The Five Point Temperament Test for Picking Out a Puppy
1. Observe the interaction of the entire litter. Sit back and spend five minutes just watching the litter, without touching any of the puppies. Any pups that are pushing other pups out of the way, hovering over them, or climbing on top of them are pups that are dominant and rebellious. These pups may be hard to control and might constantly test your authority. Any pups that are has made its way to a corner and has no interest in interacting with the other pups is probably timid and nervous. A nervous pup may be very hard to train. You want the middle of the road puppy. The perfect pup is one that interacts with the other pups in a calm manner or is somewhat playful, but not a bully.

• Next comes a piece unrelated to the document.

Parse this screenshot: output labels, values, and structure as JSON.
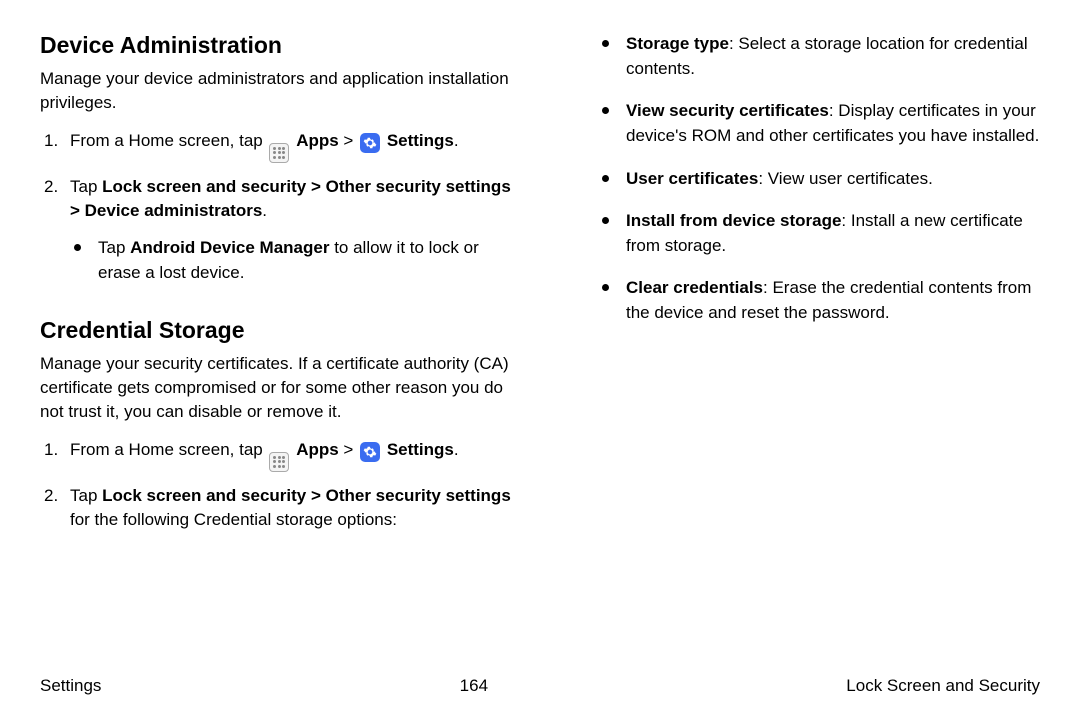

2. Observe the litter’s reaction to loud noise. Clap your hands hard above the litter and watch the reaction of the puppies. You do not want a puppy that runs from a loud noise or squints and lowers its head. That is a nervous pup. You also do not want a puppy that growls when you clap or lunges forward at you. That is an aggressive pup. A puppy that does nothing might have a hearing problem or could be completely deaf, so don’t pick that one unless you are ready to care for a special needs dog. You want the puppy that looks up at you with an inquisitive look and maybe cocks its head a bit.
3. Observe each pup’s reaction to being cradled. One by one, pick up each puppy and cradle it in your arms as you would a baby, with the puppy laying on it’s back and belly up. If the puppy struggles to turn over or wants to get away, that puppy is either too aggressive or too timid. You want a puppy that is relaxed and lets you hold them in the cradle position with no struggle.
4. Observe each pup’s reaction to being touched. Remove a pup from the litter and place it on your lap or on the floor. Touch its ears, nose, tail. Hold its paws in your hand. Massage the pup’s back. If the pup does not respond well to touch, meaning it bites, snaps, growls, shivers, runs away or whimpers, then do not take that puppy home. You want the puppy that remains alert and playful while you touch it.
5. Observe the litter’s inquisitive behavior. Hold a squeaky toy above the litter and squeak it a few times. Then toss it into the pen. If a puppy runs away from the toy, that puppy is too nervous. You want your puppy to be curious about the toy and even go up to it and sniff it or play with it.
If you fall in love with a puppy that does not pass the five point temperament test, do not let that stop you from adopting it. Just be aware that the puppy may need special training or handling so it can grow up to be a well mannered dog.
Source: Dibra, Bash (1999). Dog Speak. New York: Simon & Schuster.